Research line I: Studies of sexual immune dimorphism in the TME
Sexual dimorphism in cancer has been reported to cause different rates of cancer incidences and mortalities in males and females across several types of cancer. Unfortunately, there is still a knowledge gap about differences in sex-specific immune responses and how these contribute to the response to immunotherapy. The Tumor Immunology & Immunotherapy Group
aim to fill this knowledge gap.
Studies of sexual immune dimorphism in the TME
In this project, we examine cancer and healthy tissue transcriptomic and proteomic profile to investigate regulatory networks and discover the immune response differences in tumor microenvironment (TME) in males and females using bioinformatic analysis. After filtering the candidate genes/proteins causing differences in tumor development biased by sex, we validate in the wet experiment setting crucial molecular mechanisms resulting in various immune compositions. Finally, we estimate the possible immune modulating drug treatments by targeting these candidate genes to provide sex-optimized immunotherapy treatment for cancer patients
Identify soluble biomarkers in pacreatic cancer patients plasma biased by sex
In this project, we examine the plasma proteome of male and female pancreatic cancer patients using mass spectrometry. Distinct candidates are deeply investigated for immune cell behavior and tumor progression in our established artificial 3D tumor microenvironment (3D TME). Our first candidates to examine are the hormones and hormone-like neurotransmitters.
To determine whether autoimmune reactivity protects from or enhances cancer progression.
There is a link between autoimmune diseases and pancreas pathology/cancer, however, the underlying mechanisms remain unknown. As the risk for autoimmune disease is higher in women, and in contrast cancer incidence is higher in men, one of our questions is whether differences in immune reactivity towards self-antigens between women and men can explain sex-differences in cancer. In this project we are using the Swedish national registry to study the coincidence of autoimmune diseases and GI-tract cancer. Patients’ demographic data are extracted from the Swedish registry stratified by sex. Moreover, we are investigating the autoantigen reactivity profile in pancreatic cancer patients.

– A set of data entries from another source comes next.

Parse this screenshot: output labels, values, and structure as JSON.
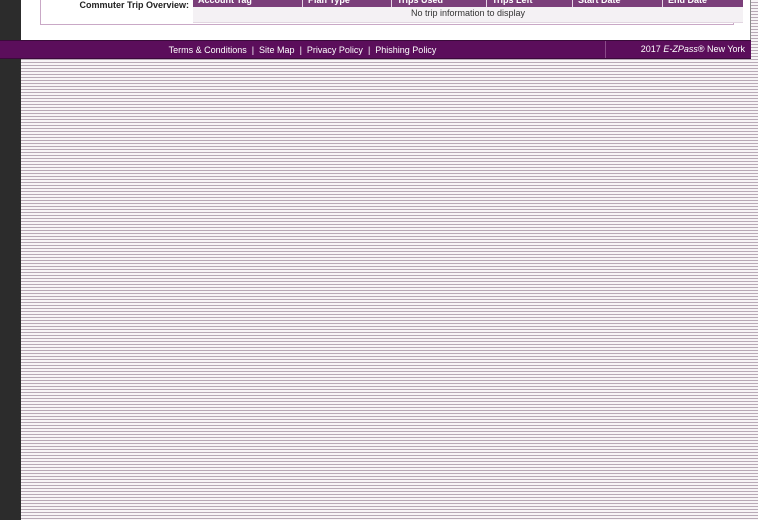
{
  "trip_overview": {
    "label": "Commuter Trip Overview:",
    "columns": [
      "Account Tag",
      "Plan Type",
      "Trips Used",
      "Trips Left",
      "Start Date",
      "End Date"
    ],
    "empty_message": "No trip information to display"
  },
  "footer": {
    "links": [
      "Terms & Conditions",
      "Site Map",
      "Privacy Policy",
      "Phishing Policy"
    ],
    "separator": "|",
    "copyright_year": "2017",
    "copyright_brand": "E-ZPass",
    "copyright_rest": "® New York"
  },
  "colors": {
    "footer_bg": "#5b0e5b",
    "table_header_bg": "#7b3f7a",
    "left_rail": "#2c2c2c"
  }
}
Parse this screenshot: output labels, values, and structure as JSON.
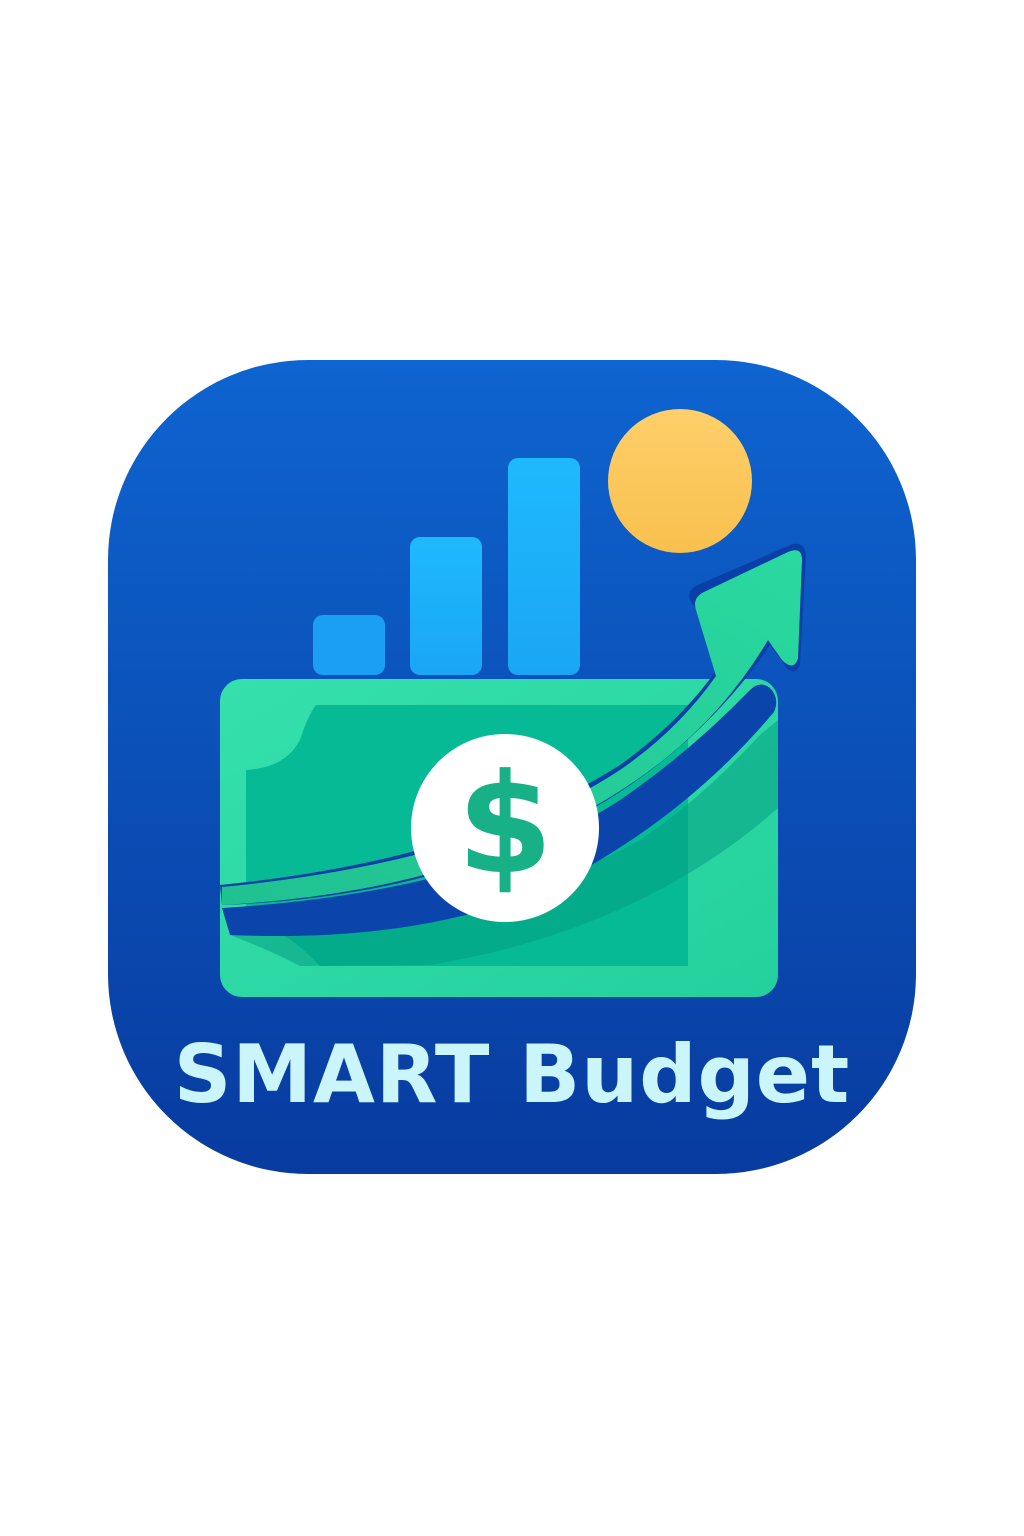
{
  "app": {
    "name": "SMART Budget"
  },
  "icon": {
    "bar_chart_icon": "bar-chart-icon",
    "coin_icon": "coin-icon",
    "banknote_icon": "banknote-icon",
    "trend_arrow_icon": "trend-arrow-up-icon",
    "dollar_icon": "dollar-sign-icon"
  },
  "colors": {
    "background": "#ffffff",
    "tile_top": "#0e63cf",
    "tile_bottom": "#083aa0",
    "bar_dark": "#1a9bf2",
    "bar_light": "#1fbcfd",
    "coin": "#ffc654",
    "banknote": "#2ed6a3",
    "banknote_inner": "#06b995",
    "arrow": "#24d39c",
    "dollar": "#18b086",
    "title_text": "#c9f5fb"
  }
}
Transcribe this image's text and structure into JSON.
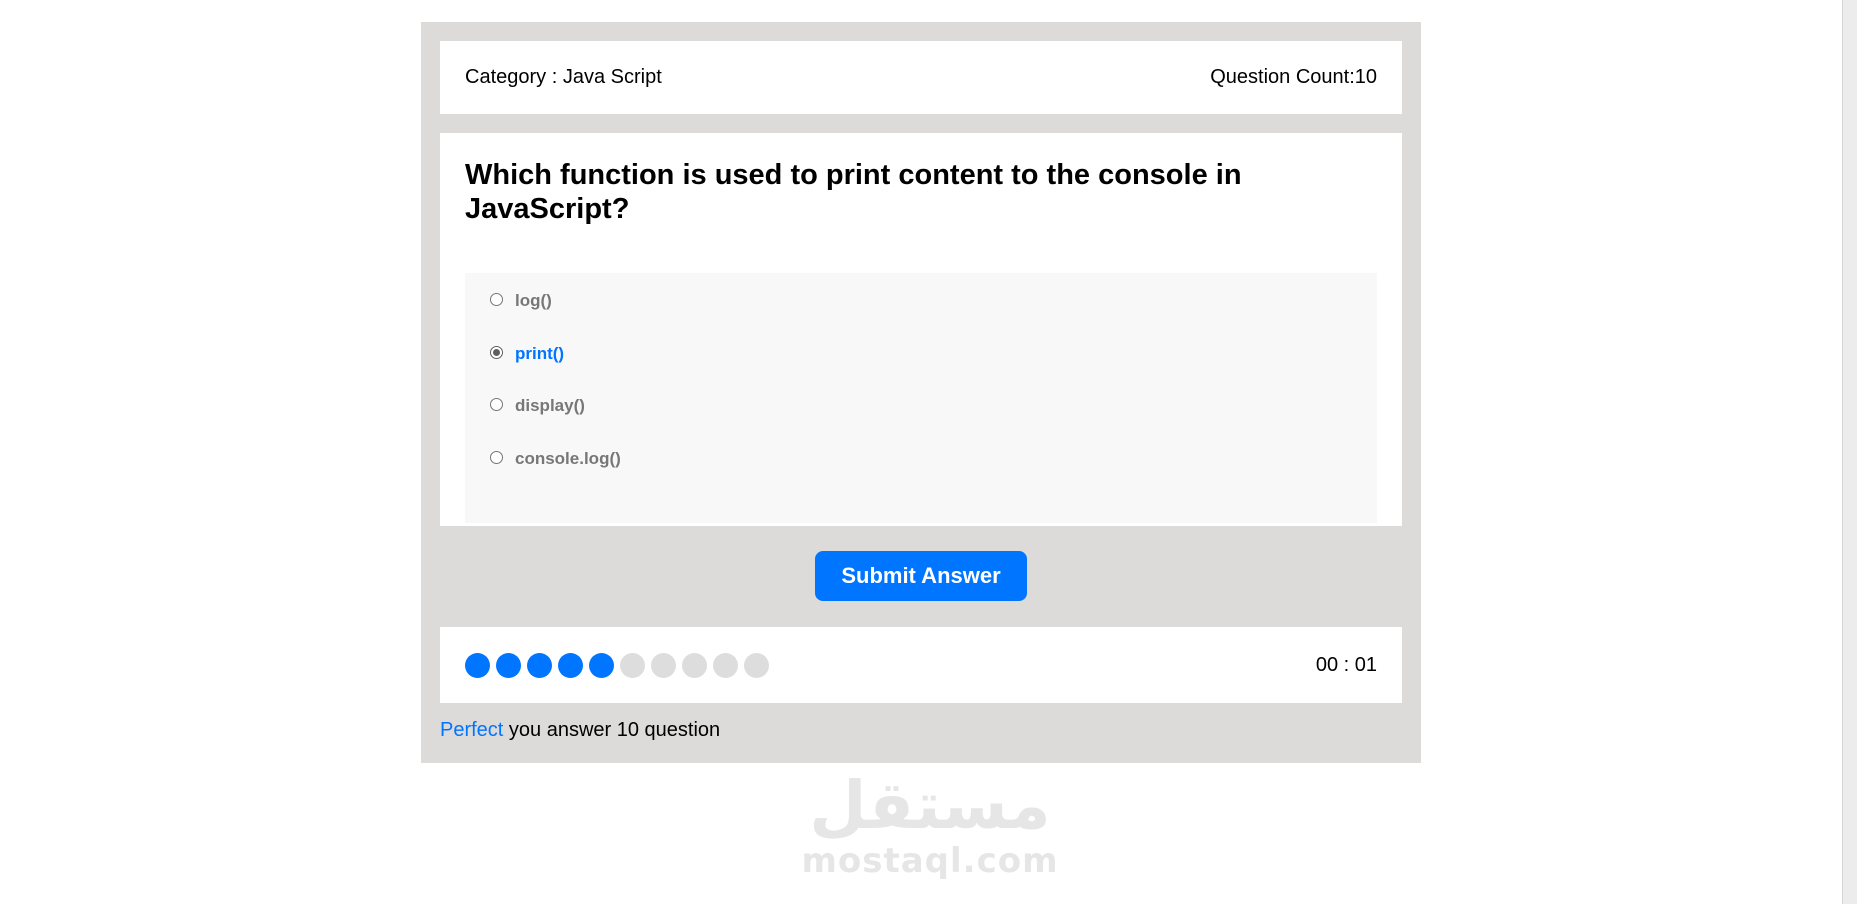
{
  "quiz_info": {
    "category_text": "Category : Java Script",
    "count_text": "Question Count:10"
  },
  "question": {
    "title": "Which function is used to print content to the console in JavaScript?",
    "answers": [
      {
        "label": "log()",
        "selected": false
      },
      {
        "label": "print()",
        "selected": true
      },
      {
        "label": "display()",
        "selected": false
      },
      {
        "label": "console.log()",
        "selected": false
      }
    ]
  },
  "submit_label": "Submit Answer",
  "progress": {
    "answered": 5,
    "total": 10
  },
  "countdown": "00 : 01",
  "results": {
    "rating": "Perfect",
    "message": "you answer 10 question"
  },
  "watermark": {
    "arabic": "مستقل",
    "latin": "mostaql.com"
  },
  "colors": {
    "accent": "#0075ff",
    "frame": "#dddada",
    "bullet_off": "#dddddd"
  }
}
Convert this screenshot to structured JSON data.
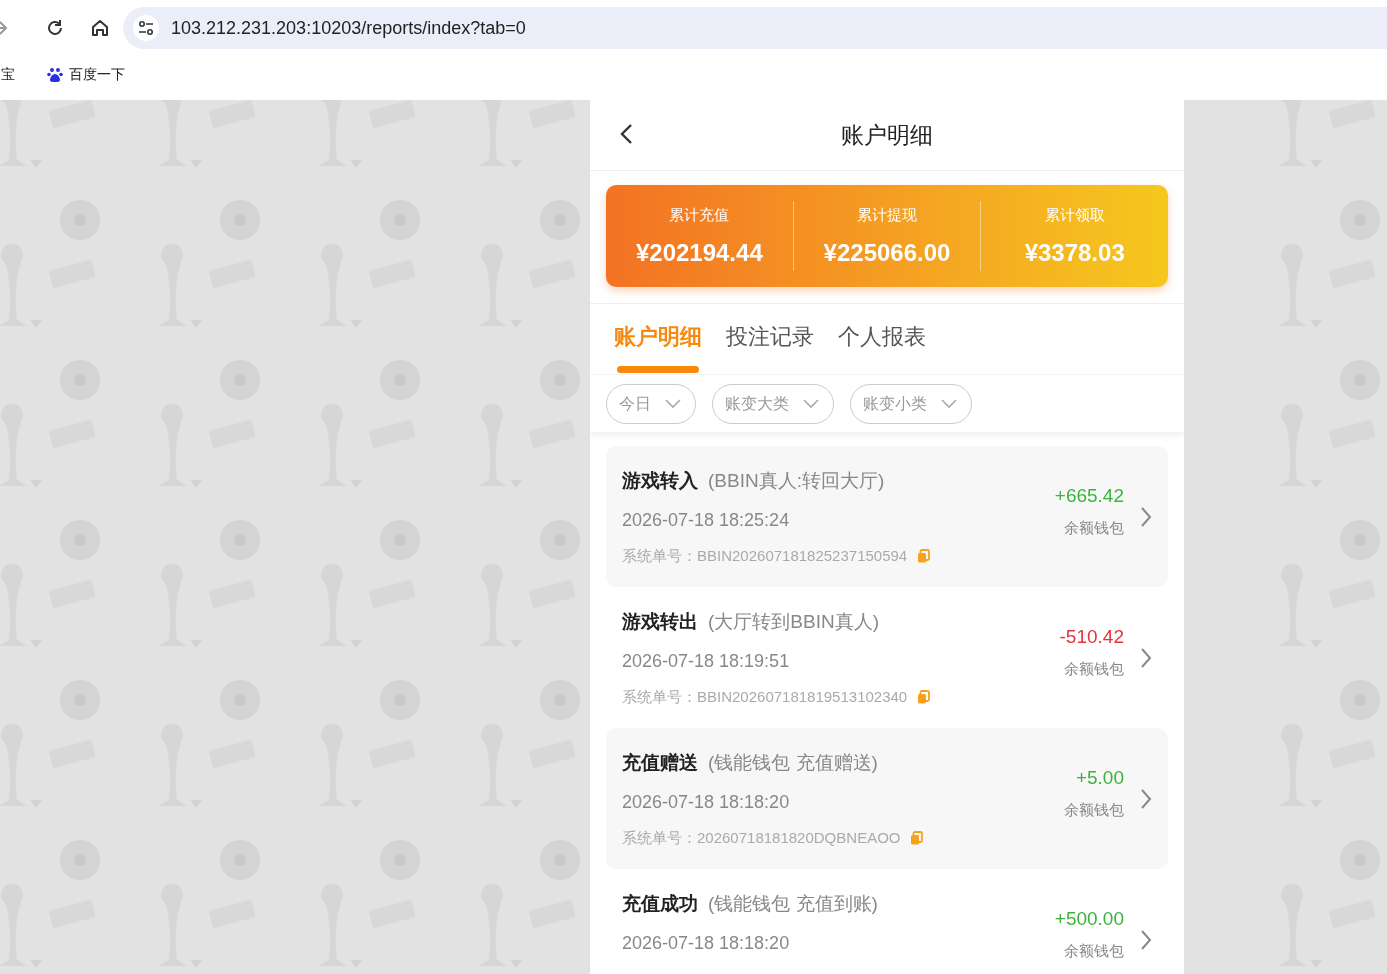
{
  "browser": {
    "url": "103.212.231.203:10203/reports/index?tab=0",
    "bookmarks": [
      {
        "label": "宝",
        "kind": "text"
      },
      {
        "label": "百度一下",
        "kind": "site"
      }
    ]
  },
  "header": {
    "title": "账户明细"
  },
  "summary": [
    {
      "label": "累计充值",
      "value": "¥202194.44"
    },
    {
      "label": "累计提现",
      "value": "¥225066.00"
    },
    {
      "label": "累计领取",
      "value": "¥3378.03"
    }
  ],
  "tabs": [
    {
      "label": "账户明细",
      "selected": true
    },
    {
      "label": "投注记录",
      "selected": false
    },
    {
      "label": "个人报表",
      "selected": false
    }
  ],
  "filters": [
    {
      "label": "今日"
    },
    {
      "label": "账变大类"
    },
    {
      "label": "账变小类"
    }
  ],
  "records": [
    {
      "title": "游戏转入",
      "note": "(BBIN真人:转回大厅)",
      "time": "2026-07-18 18:25:24",
      "order_label": "系统单号：",
      "order_no": "BBIN202607181825237150594",
      "amount": "+665.42",
      "color": "#3cb43c",
      "wallet": "余额钱包"
    },
    {
      "title": "游戏转出",
      "note": "(大厅转到BBIN真人)",
      "time": "2026-07-18 18:19:51",
      "order_label": "系统单号：",
      "order_no": "BBIN202607181819513102340",
      "amount": "-510.42",
      "color": "#e0353b",
      "wallet": "余额钱包"
    },
    {
      "title": "充值赠送",
      "note": "(钱能钱包 充值赠送)",
      "time": "2026-07-18 18:18:20",
      "order_label": "系统单号：",
      "order_no": "20260718181820DQBNEAOO",
      "amount": "+5.00",
      "color": "#3cb43c",
      "wallet": "余额钱包"
    },
    {
      "title": "充值成功",
      "note": "(钱能钱包 充值到账)",
      "time": "2026-07-18 18:18:20",
      "amount": "+500.00",
      "color": "#3cb43c",
      "wallet": "余额钱包"
    }
  ]
}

Antibody targeting of suppressive myeloid cells for cancer immunotherapy
The goal for this project is to identify specific targets for tumor-associated macrophages and myeloid-derived suppressor cells to reprogram their suppressive nature and later develop target antibodies to relieve the anti-tumor activity of NK cells and T cells. Currently we are developing therapeutic antibody targeting G-coupled protein receptor FPR2 for women with GI-tract cancers.